Nativists, authoritarians, white supremacists, ultra-conservative anti-communists and, yes, proper neo-Nazis all jostle for cultural space and periodically denounce each other.
One thing that does unite today’s far-right ideologues is their misguided enthusiasm for the writings of German philosopher Friedrich Nietzsche.
Crowds protested a planned speech by Richard Spencer at the University of Florida last year. (Getty images: Brian Blanco/Stringer)
Nietzsche: Poster boy for Nazis
Was Nietzsche a proto-Nazi? The Nazis and their fellow travellers certainly thought so.
His anti-egalitarianism, his anti-Judaism and — in particular — the diligent efforts of his fascist-sympathising sister in selectively editing Nietzsche’s works after he died, all combined to make him the National Socialists’ philosophical poster boy.
But few serious Nietzsche scholars today view him in this light.
Nietzsche was, in fact, a fierce critic of German nationalism. While he did make blistering attacks on the Judaic religion, he was an admirer of the Jewish people and railed against the ‘accursed anti-Semite deformities’ at large in the Germany of his day.
But in spite of all this, there are signs that Nietzsche is being embraced today by the contemporary far-right.
Nietzsche’s thoughts on civilisational decay find themselves quoted at uncritical length on such forums as the influential Affirmative Right blog. And Richard Spencer confesses himself to have been ‘red-pilled’ by Nietzsche.
Three quarters of a century after Germany collapsed at the end of the Second World War, and decades since Walter Kaufmann and other scholars liberated Nietzsche’s reputation from the grip of fascism, the renegade ‘philosopher with a hammer’ is being dressed in Nazi uniform once again.
But is the contemporary alt-right misreading of Nietzsche the same as its Nazi-era forebear?
Paul Patton, Professor of Philosophy at the University of NSW, says it’s not entirely the same.
“It’s a different conception of white supremacy — a more culturalist conception of whiteness and white culture; it doesn’t have quite the same biological/racial overtones as the Nazi version did,” he explains.
“It’s a much more defensive reaction to shifts in global power and influence than was at the heart of the Nazi take-up of Nietzsche.”
Professor Patton says the Nazis latched on to Nietzsche’s idea of the Übermensch, a superior type of human being. But they missed a key element.

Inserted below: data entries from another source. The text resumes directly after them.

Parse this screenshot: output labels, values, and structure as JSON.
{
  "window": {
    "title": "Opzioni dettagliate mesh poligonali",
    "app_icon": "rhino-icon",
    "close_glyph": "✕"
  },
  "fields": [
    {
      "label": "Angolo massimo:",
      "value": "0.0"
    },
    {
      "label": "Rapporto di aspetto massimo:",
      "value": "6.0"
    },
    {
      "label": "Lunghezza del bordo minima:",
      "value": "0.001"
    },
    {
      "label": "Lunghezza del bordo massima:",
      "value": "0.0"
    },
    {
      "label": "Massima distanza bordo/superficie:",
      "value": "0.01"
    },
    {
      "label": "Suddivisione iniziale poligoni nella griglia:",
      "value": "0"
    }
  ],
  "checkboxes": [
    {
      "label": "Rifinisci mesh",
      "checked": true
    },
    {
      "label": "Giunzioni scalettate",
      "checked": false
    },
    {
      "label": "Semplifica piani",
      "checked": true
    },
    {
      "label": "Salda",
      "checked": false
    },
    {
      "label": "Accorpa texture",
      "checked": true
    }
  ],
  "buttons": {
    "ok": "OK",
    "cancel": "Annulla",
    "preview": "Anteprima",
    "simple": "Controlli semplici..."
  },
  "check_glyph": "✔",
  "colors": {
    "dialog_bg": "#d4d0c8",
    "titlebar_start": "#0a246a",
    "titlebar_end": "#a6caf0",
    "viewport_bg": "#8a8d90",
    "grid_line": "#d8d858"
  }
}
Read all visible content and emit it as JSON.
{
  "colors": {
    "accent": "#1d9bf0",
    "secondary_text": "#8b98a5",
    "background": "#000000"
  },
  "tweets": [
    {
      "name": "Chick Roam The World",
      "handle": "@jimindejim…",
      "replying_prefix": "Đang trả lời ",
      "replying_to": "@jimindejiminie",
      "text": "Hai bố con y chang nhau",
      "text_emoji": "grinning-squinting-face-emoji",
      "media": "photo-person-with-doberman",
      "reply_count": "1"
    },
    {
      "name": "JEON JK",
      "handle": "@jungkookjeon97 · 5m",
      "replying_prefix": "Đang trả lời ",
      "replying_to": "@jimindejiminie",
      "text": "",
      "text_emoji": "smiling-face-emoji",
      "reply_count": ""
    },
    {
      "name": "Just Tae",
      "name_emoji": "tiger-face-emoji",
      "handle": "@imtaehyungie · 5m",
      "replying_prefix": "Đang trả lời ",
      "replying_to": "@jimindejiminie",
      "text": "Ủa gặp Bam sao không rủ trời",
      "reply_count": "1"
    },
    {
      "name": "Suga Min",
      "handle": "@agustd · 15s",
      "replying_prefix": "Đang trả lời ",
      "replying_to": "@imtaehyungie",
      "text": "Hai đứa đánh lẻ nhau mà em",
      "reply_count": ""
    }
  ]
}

“When the German philosopher created the concept in 1883, he was signifying that European culture was not the final point of human moral and cultural evolution,” Professor Patton explains.
“In the case of the alt-right, there’s less of a looking forward to a new stage of human evolution and human culture, and a much more defensive attitude to the achievements of European and Western civilisation and its peoples.”
Xenophobia and ‘slave morality’
Similarly, for Hugo Drochon, historian and political theorist at the University of Cambridge, the alt-right embrace of Nietzsche is based on a profound misunderstanding of his ideas.
“Nietzsche is writing at the end of the 19th century, and 19th century Europe is dominated by figures like Otto von Bismarck [German chancellor between 1871 and 1890], who’s known for German unification, the Franco-Prussian war, and also for the politics of ‘blood and iron’ — the expansion of Germany through military power,” explains Dr Drochon.
“Nietzsche’s incredibly critical of that type of politics.
“Nietzsche says that this power-politics — which is based on nationalism, xenophobia and philistinism — is an example of what he calls ‘slave morality’, which he rejects.”
But according to Dr Drochon, contemporary alt-right figures, like Richard Spencer, advocate for nationalistic and xenophobic politics grounded in the rejection of the ‘other’.
“Spencer calls for a Christian ethno-populist American state, and these are all the things that Nietzsche hates,” he says.
“Nietzsche attacks Christianity, he hates nationalism, and instead of having some kind of purity, his idea was that the future of Europe would be based on mixing.
“He had this vision of future ‘good Europeans’ who would be mixed race, a mixture of Prussian military officers and Jews — which is obviously very far from the conception that the alt-right is peddling today.”